• What you are asked to do
Report the count of lines with "icon" in the data below, and no other words.
=== Section Start ===
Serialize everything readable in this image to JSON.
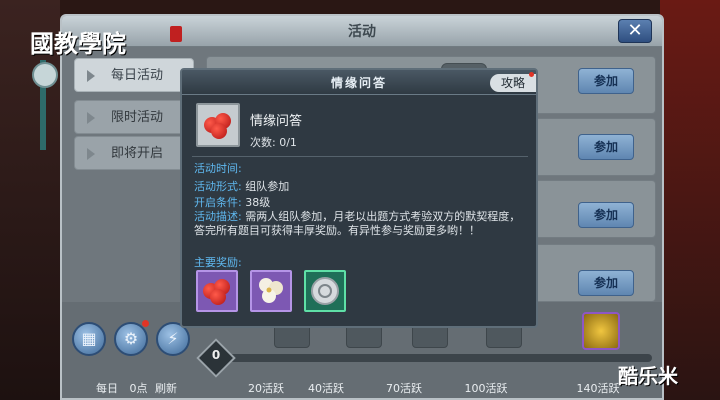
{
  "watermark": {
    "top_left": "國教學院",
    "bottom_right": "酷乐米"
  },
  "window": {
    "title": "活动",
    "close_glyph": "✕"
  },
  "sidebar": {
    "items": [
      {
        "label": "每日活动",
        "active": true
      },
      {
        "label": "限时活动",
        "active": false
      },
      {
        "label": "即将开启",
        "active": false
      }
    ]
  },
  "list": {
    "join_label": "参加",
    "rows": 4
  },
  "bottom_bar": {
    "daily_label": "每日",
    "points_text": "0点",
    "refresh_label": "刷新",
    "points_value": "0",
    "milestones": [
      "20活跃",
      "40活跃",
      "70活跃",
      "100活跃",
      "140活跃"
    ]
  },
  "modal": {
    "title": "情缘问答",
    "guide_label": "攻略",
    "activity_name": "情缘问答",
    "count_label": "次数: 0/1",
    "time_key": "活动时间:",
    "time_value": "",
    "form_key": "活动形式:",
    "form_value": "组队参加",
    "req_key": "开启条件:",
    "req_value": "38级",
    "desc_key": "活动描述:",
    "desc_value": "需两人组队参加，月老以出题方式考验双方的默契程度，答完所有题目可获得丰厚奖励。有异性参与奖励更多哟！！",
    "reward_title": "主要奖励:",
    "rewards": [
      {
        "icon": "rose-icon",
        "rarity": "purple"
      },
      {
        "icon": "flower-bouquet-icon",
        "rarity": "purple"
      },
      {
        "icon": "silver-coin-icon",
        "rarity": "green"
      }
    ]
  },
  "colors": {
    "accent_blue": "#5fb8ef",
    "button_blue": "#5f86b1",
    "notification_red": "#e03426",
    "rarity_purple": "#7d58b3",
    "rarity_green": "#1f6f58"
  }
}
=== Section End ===
• Final answer
3